| EXERCISE |
Apart from the pictures, every line below needs to be reproduced verbatim.

-------------------------

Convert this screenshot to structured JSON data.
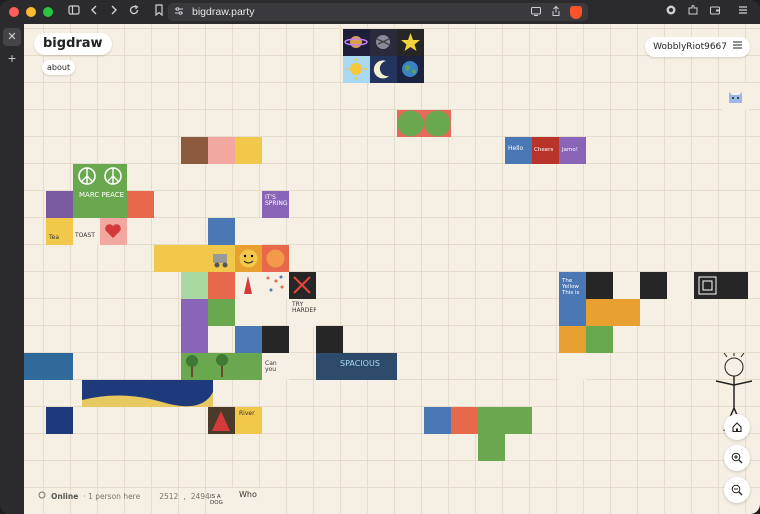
{
  "browser": {
    "url": "bigdraw.party"
  },
  "app": {
    "logo": "bigdraw",
    "about_label": "about",
    "username": "WobblyRiot9667",
    "status_online": "Online",
    "status_people": "· 1 person here",
    "coord_x": "2512",
    "coord_sep": ",",
    "coord_y": "2494"
  },
  "tile_texts": {
    "marc_peace": "MARC PEACE",
    "hello": "Hello",
    "cheers": "Cheers",
    "jamo": "Jamo!",
    "its_spring": "IT'S SPRING",
    "tea": "Tea",
    "toast": "TOAST",
    "try_harder": "TRY HARDER",
    "spacious": "SPACIOUS",
    "the_yellow_is_this": "The Yellow This is",
    "river": "River",
    "can_you": "Can you",
    "who": "Who",
    "is_a_dog": "IS A DOG"
  },
  "colors": {
    "accent_green": "#6aa84f",
    "brave_orange": "#fb542b"
  },
  "icons": [
    "sidebar-icon",
    "back-icon",
    "forward-icon",
    "reload-icon",
    "bookmark-icon",
    "site-settings-icon",
    "cast-icon",
    "share-icon",
    "brave-shield-icon",
    "brave-rewards-icon",
    "extensions-icon",
    "wallet-icon",
    "menu-icon",
    "close-icon",
    "plus-icon",
    "hamburger-icon",
    "home-icon",
    "zoom-in-icon",
    "zoom-out-icon",
    "online-icon"
  ]
}
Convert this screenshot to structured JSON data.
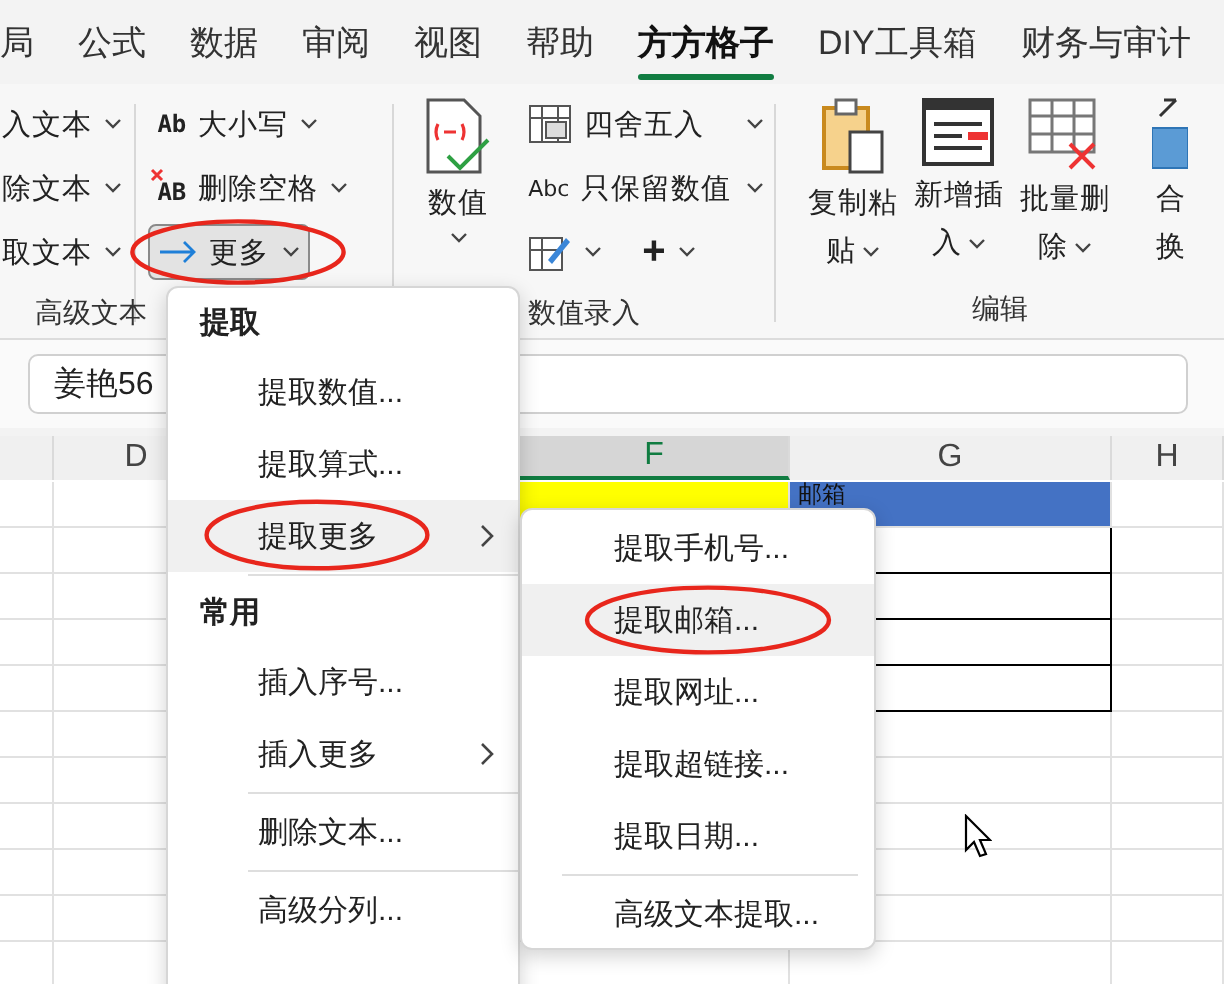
{
  "tabs": [
    {
      "label": "局",
      "selected": false
    },
    {
      "label": "公式",
      "selected": false
    },
    {
      "label": "数据",
      "selected": false
    },
    {
      "label": "审阅",
      "selected": false
    },
    {
      "label": "视图",
      "selected": false
    },
    {
      "label": "帮助",
      "selected": false
    },
    {
      "label": "方方格子",
      "selected": true
    },
    {
      "label": "DIY工具箱",
      "selected": false
    },
    {
      "label": "财务与审计",
      "selected": false
    }
  ],
  "ribbon": {
    "text_commands": [
      {
        "label": "入文本"
      },
      {
        "label": "除文本"
      },
      {
        "label": "取文本"
      }
    ],
    "case_commands": [
      {
        "kind": "case",
        "icon_text": "Ab",
        "label": "大小写",
        "selected": false,
        "circled": false
      },
      {
        "kind": "trim",
        "icon_text": "AB",
        "label": "删除空格",
        "selected": false,
        "circled": false
      },
      {
        "kind": "more",
        "label": "更多",
        "selected": true,
        "circled": true
      }
    ],
    "text_group_label": "高级文本",
    "value_button": "数值",
    "number_commands": [
      {
        "kind": "round",
        "label": "四舍五入"
      },
      {
        "kind": "keep",
        "icon_text": "Abc",
        "label": "只保留数值"
      }
    ],
    "number_tools": [
      {
        "kind": "edit"
      },
      {
        "kind": "plus",
        "label": "+"
      }
    ],
    "number_group_label": "数值录入",
    "edit_buttons": [
      {
        "kind": "paste",
        "lines": [
          "复制粘",
          "贴"
        ],
        "caret": true
      },
      {
        "kind": "insert",
        "lines": [
          "新增插",
          "入"
        ],
        "caret": true
      },
      {
        "kind": "delete",
        "lines": [
          "批量删",
          "除"
        ],
        "caret": true
      },
      {
        "kind": "convert",
        "lines": [
          "合",
          "换"
        ],
        "caret": false
      }
    ],
    "edit_group_label": "编辑"
  },
  "formula_bar": {
    "value": "姜艳56"
  },
  "columns": [
    {
      "label": "D",
      "selected": false
    },
    {
      "label": "F",
      "selected": true
    },
    {
      "label": "G",
      "selected": false
    },
    {
      "label": "H",
      "selected": false
    }
  ],
  "header_cell": "邮箱",
  "menu": {
    "items": [
      {
        "kind": "header",
        "label": "提取"
      },
      {
        "kind": "item",
        "label": "提取数值...",
        "selected": false,
        "circled": false
      },
      {
        "kind": "item",
        "label": "提取算式...",
        "selected": false,
        "circled": false
      },
      {
        "kind": "submenu",
        "label": "提取更多",
        "selected": true,
        "circled": true
      },
      {
        "kind": "separator"
      },
      {
        "kind": "header",
        "label": "常用"
      },
      {
        "kind": "item",
        "label": "插入序号...",
        "selected": false,
        "circled": false
      },
      {
        "kind": "submenu",
        "label": "插入更多",
        "selected": false,
        "circled": false
      },
      {
        "kind": "separator"
      },
      {
        "kind": "item",
        "label": "删除文本...",
        "selected": false,
        "circled": false
      },
      {
        "kind": "separator"
      },
      {
        "kind": "item",
        "label": "高级分列...",
        "selected": false,
        "circled": false
      }
    ]
  },
  "submenu": {
    "items": [
      {
        "kind": "item",
        "label": "提取手机号...",
        "selected": false,
        "circled": false
      },
      {
        "kind": "item",
        "label": "提取邮箱...",
        "selected": true,
        "circled": true
      },
      {
        "kind": "item",
        "label": "提取网址...",
        "selected": false,
        "circled": false
      },
      {
        "kind": "item",
        "label": "提取超链接...",
        "selected": false,
        "circled": false
      },
      {
        "kind": "item",
        "label": "提取日期...",
        "selected": false,
        "circled": false
      },
      {
        "kind": "separator"
      },
      {
        "kind": "item",
        "label": "高级文本提取...",
        "selected": false,
        "circled": false
      }
    ]
  }
}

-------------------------

| TASK ANSWER |
Convert this screenshot to structured JSON data.
{
  "browser": {
    "url": "bigdraw.party"
  },
  "app": {
    "logo": "bigdraw",
    "about_label": "about",
    "username": "WobblyRiot9667",
    "status_online": "Online",
    "status_people": "· 1 person here",
    "coord_x": "2512",
    "coord_sep": ",",
    "coord_y": "2494"
  },
  "tile_texts": {
    "marc_peace": "MARC PEACE",
    "hello": "Hello",
    "cheers": "Cheers",
    "jamo": "Jamo!",
    "its_spring": "IT'S SPRING",
    "tea": "Tea",
    "toast": "TOAST",
    "try_harder": "TRY HARDER",
    "spacious": "SPACIOUS",
    "the_yellow_is_this": "The Yellow This is",
    "river": "River",
    "can_you": "Can you",
    "who": "Who",
    "is_a_dog": "IS A DOG"
  },
  "colors": {
    "accent_green": "#6aa84f",
    "brave_orange": "#fb542b"
  },
  "icons": [
    "sidebar-icon",
    "back-icon",
    "forward-icon",
    "reload-icon",
    "bookmark-icon",
    "site-settings-icon",
    "cast-icon",
    "share-icon",
    "brave-shield-icon",
    "brave-rewards-icon",
    "extensions-icon",
    "wallet-icon",
    "menu-icon",
    "close-icon",
    "plus-icon",
    "hamburger-icon",
    "home-icon",
    "zoom-in-icon",
    "zoom-out-icon",
    "online-icon"
  ]
}
Convert this screenshot to structured JSON data.
{
  "tabs": [
    {
      "label": "局",
      "selected": false
    },
    {
      "label": "公式",
      "selected": false
    },
    {
      "label": "数据",
      "selected": false
    },
    {
      "label": "审阅",
      "selected": false
    },
    {
      "label": "视图",
      "selected": false
    },
    {
      "label": "帮助",
      "selected": false
    },
    {
      "label": "方方格子",
      "selected": true
    },
    {
      "label": "DIY工具箱",
      "selected": false
    },
    {
      "label": "财务与审计",
      "selected": false
    }
  ],
  "ribbon": {
    "text_commands": [
      {
        "label": "入文本"
      },
      {
        "label": "除文本"
      },
      {
        "label": "取文本"
      }
    ],
    "case_commands": [
      {
        "kind": "case",
        "icon_text": "Ab",
        "label": "大小写",
        "selected": false,
        "circled": false
      },
      {
        "kind": "trim",
        "icon_text": "AB",
        "label": "删除空格",
        "selected": false,
        "circled": false
      },
      {
        "kind": "more",
        "label": "更多",
        "selected": true,
        "circled": true
      }
    ],
    "text_group_label": "高级文本",
    "value_button": "数值",
    "number_commands": [
      {
        "kind": "round",
        "label": "四舍五入"
      },
      {
        "kind": "keep",
        "icon_text": "Abc",
        "label": "只保留数值"
      }
    ],
    "number_tools": [
      {
        "kind": "edit"
      },
      {
        "kind": "plus",
        "label": "+"
      }
    ],
    "number_group_label": "数值录入",
    "edit_buttons": [
      {
        "kind": "paste",
        "lines": [
          "复制粘",
          "贴"
        ],
        "caret": true
      },
      {
        "kind": "insert",
        "lines": [
          "新增插",
          "入"
        ],
        "caret": true
      },
      {
        "kind": "delete",
        "lines": [
          "批量删",
          "除"
        ],
        "caret": true
      },
      {
        "kind": "convert",
        "lines": [
          "合",
          "换"
        ],
        "caret": false
      }
    ],
    "edit_group_label": "编辑"
  },
  "formula_bar": {
    "value": "姜艳56"
  },
  "columns": [
    {
      "label": "D",
      "selected": false
    },
    {
      "label": "F",
      "selected": true
    },
    {
      "label": "G",
      "selected": false
    },
    {
      "label": "H",
      "selected": false
    }
  ],
  "header_cell": "邮箱",
  "menu": {
    "items": [
      {
        "kind": "header",
        "label": "提取"
      },
      {
        "kind": "item",
        "label": "提取数值...",
        "selected": false,
        "circled": false
      },
      {
        "kind": "item",
        "label": "提取算式...",
        "selected": false,
        "circled": false
      },
      {
        "kind": "submenu",
        "label": "提取更多",
        "selected": true,
        "circled": true
      },
      {
        "kind": "separator"
      },
      {
        "kind": "header",
        "label": "常用"
      },
      {
        "kind": "item",
        "label": "插入序号...",
        "selected": false,
        "circled": false
      },
      {
        "kind": "submenu",
        "label": "插入更多",
        "selected": false,
        "circled": false
      },
      {
        "kind": "separator"
      },
      {
        "kind": "item",
        "label": "删除文本...",
        "selected": false,
        "circled": false
      },
      {
        "kind": "separator"
      },
      {
        "kind": "item",
        "label": "高级分列...",
        "selected": false,
        "circled": false
      }
    ]
  },
  "submenu": {
    "items": [
      {
        "kind": "item",
        "label": "提取手机号...",
        "selected": false,
        "circled": false
      },
      {
        "kind": "item",
        "label": "提取邮箱...",
        "selected": true,
        "circled": true
      },
      {
        "kind": "item",
        "label": "提取网址...",
        "selected": false,
        "circled": false
      },
      {
        "kind": "item",
        "label": "提取超链接...",
        "selected": false,
        "circled": false
      },
      {
        "kind": "item",
        "label": "提取日期...",
        "selected": false,
        "circled": false
      },
      {
        "kind": "separator"
      },
      {
        "kind": "item",
        "label": "高级文本提取...",
        "selected": false,
        "circled": false
      }
    ]
  }
}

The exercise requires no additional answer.